(c) The government is required to establish key areas cutting across administrative regions to integrate prevention and coordination systems for watershed pollution and ecological damage, as well to carry out unified planning, standards, monitoring and prevention measures.
(d) Environmental noncompliance will be subject to heavy fines on a daily basis, starting from the day after the correction is ordered,
(e) Environmental authorites are given unprecedented powers of closing down, seizure and detention of offenders.
(f) Enviromental Impact Assessments (EIAs) are extended to apply to regional targets with powers to refuse approval of any project which may result in such targets being exceeded.
(g) Public Interest litigation is allowed against offending projects, though not against monitoring authorities, enabling social organisations registered with the civil departments of governments above city level in selected areas to initiate public interest lawsuits.
One apparent Achilles heel of the new law is that local governments are in control of staff and resources of local environmental authorities. It is, however, much rumored that the Ministry of Environmental Protection will be greatly empowered, taking over environmental responsibilities from other ministries to integrate environmental management within one organisation. If this becomes a reality, the table will be truly turned on China's so-far unsuccessful battle against the nation's continuing ecological degration.
According to Daron Acemoglu and James Robinson's seminal book, "Why Nations Fail" (Profile Books Ltd, 2012), nations plagued by "extractive institutions" manipulated by vested interests historically proved to face decline or even collapse. Its conclusion points to the inevitability that Western democracies would win out in the end over autocractic regimes.
My earlier blog here posted a question comparing China and America - "Which superpower is more threatened by its “extractive elites”?
A recent book review by Michele Boldrin, David K. Levine and Salvatore Modica offers more insight into and in-depth analysis of the universality of Acemoglu's conclusions.
For example, both Napoleonic France and Germany before the Second World War registered long periods of success as nations, while some "inclusive" democracies headed towards relative decline. It begs the question whether the answer lies more in institutions favouring innovation and competitiveness, both domestic and international, rather than purely being "inclusive". It also points out that inclusive institutions could equally be plagued by "vested interests" while "extractive" institutions could evolve over time to becoming more "inclusive".
As in a debate between "democracy" and "autocracy", sometimes the truth is muddled by labels. While there is much merit in highlighting the importance of institutions, the jury is still out whether inclusive institutions are the be-all-and-end-all pre-condition to nation's success or survival, as sometimes it is made out to be. More importantly, it begs the question whether more benevolent kinds of "extractive institutions" are indeed the key to driving a nation's resources to build infrastructural capacity at least during certain stages of development of some countries, as in the case of China.

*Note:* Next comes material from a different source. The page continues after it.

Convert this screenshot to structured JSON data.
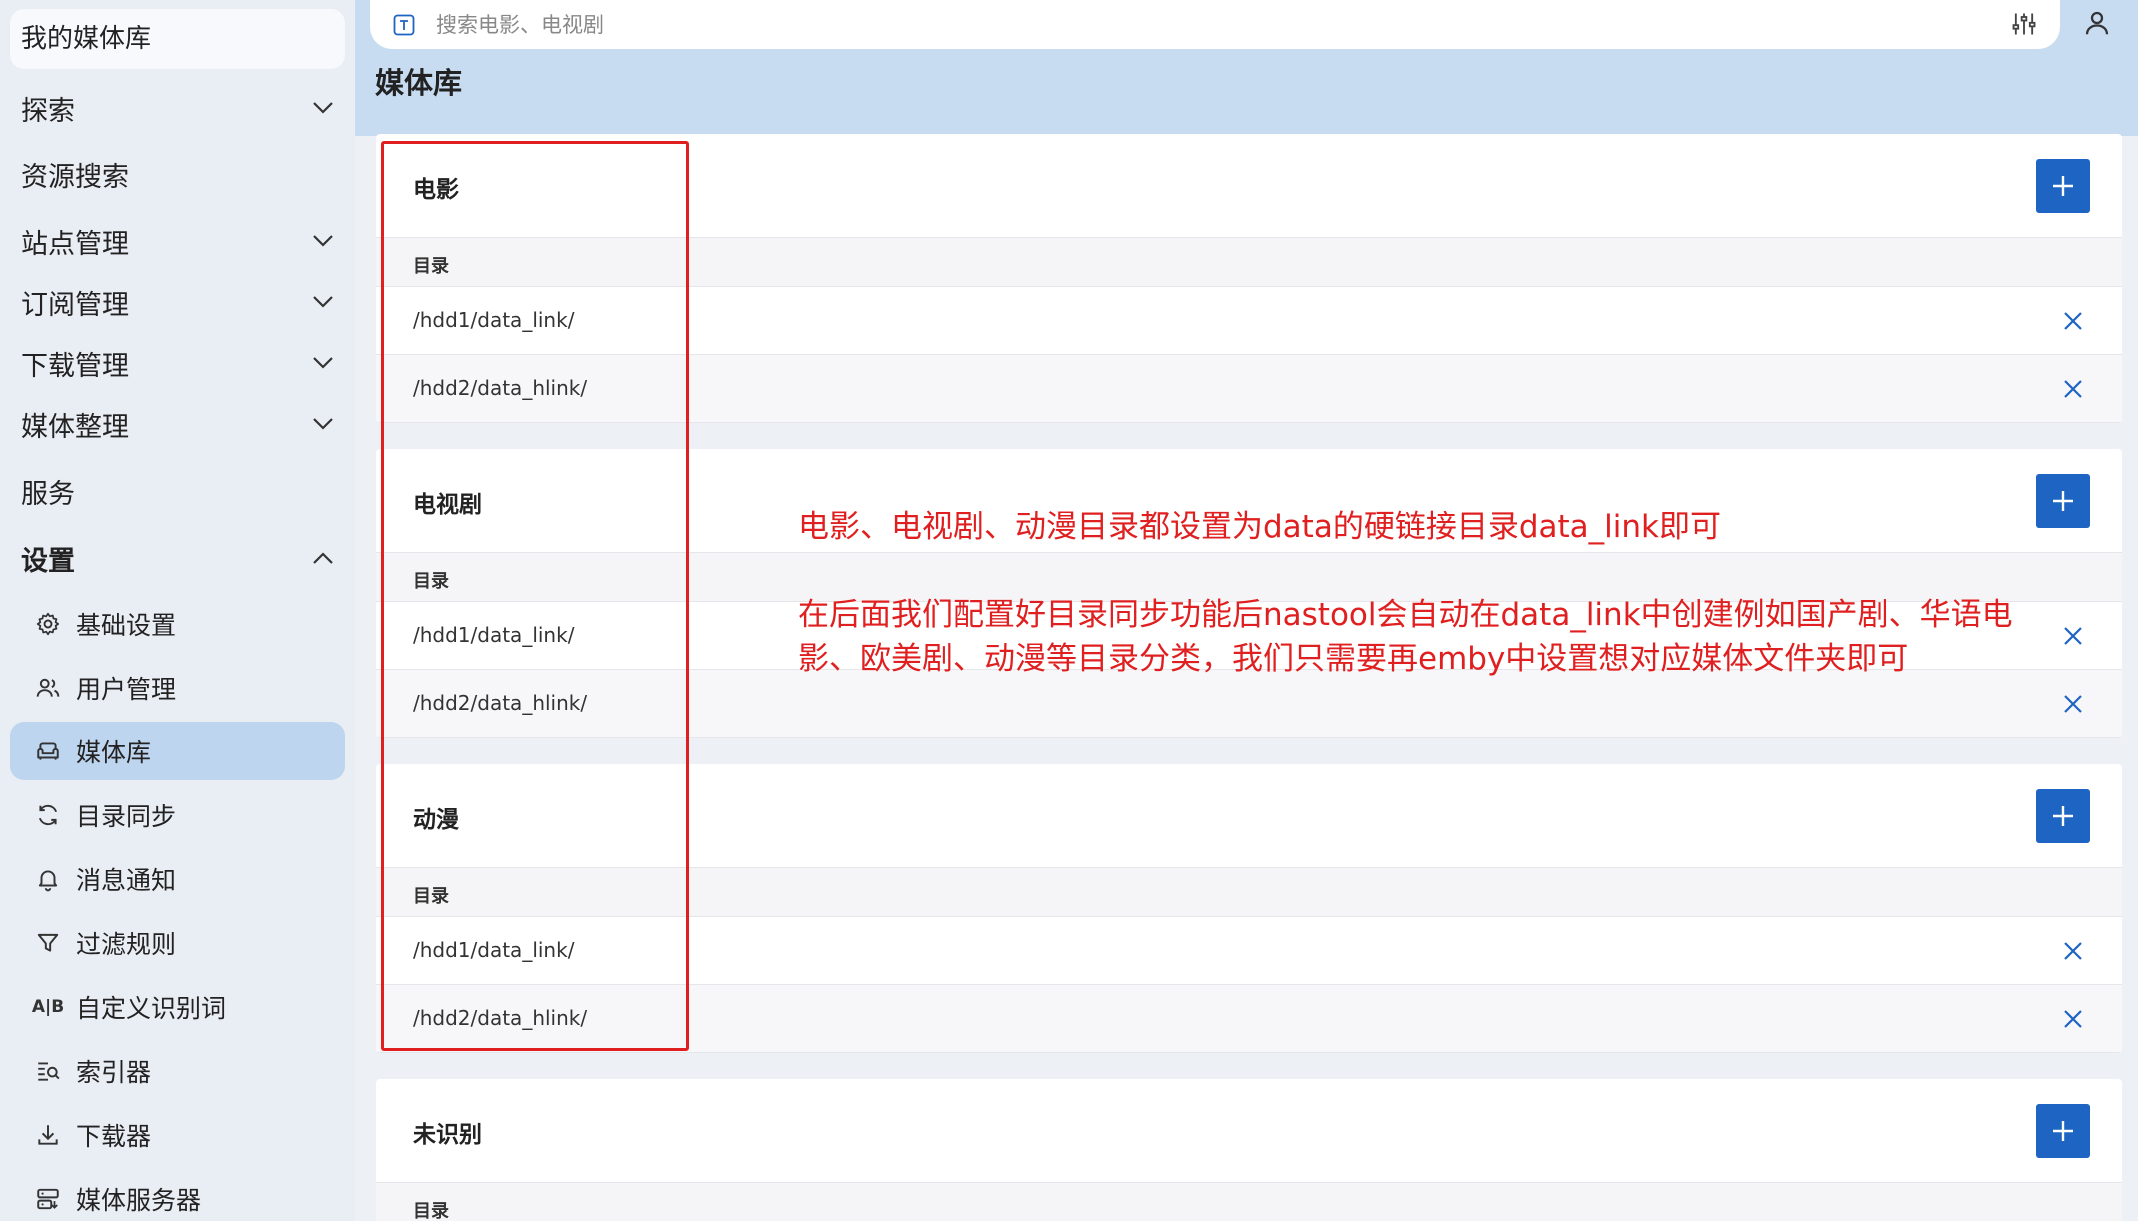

An analysis of the pros and cons of China's One-Party rule can be found here
TV interview panel discussion on Inside Story with Aljazeera English Channel based in Doha on 15 April, 2014. Other panelists were Peter Roberts - senior research fellow at the Royal United Services Institute (RUSI) in London and Tim Brown - senior fellow at GlobalSecurity.org in Washington D.C. RUSI is an independent world-renowned think tank in cutting-edge defence and security research, founded in 1831 by the Duke of Wellington.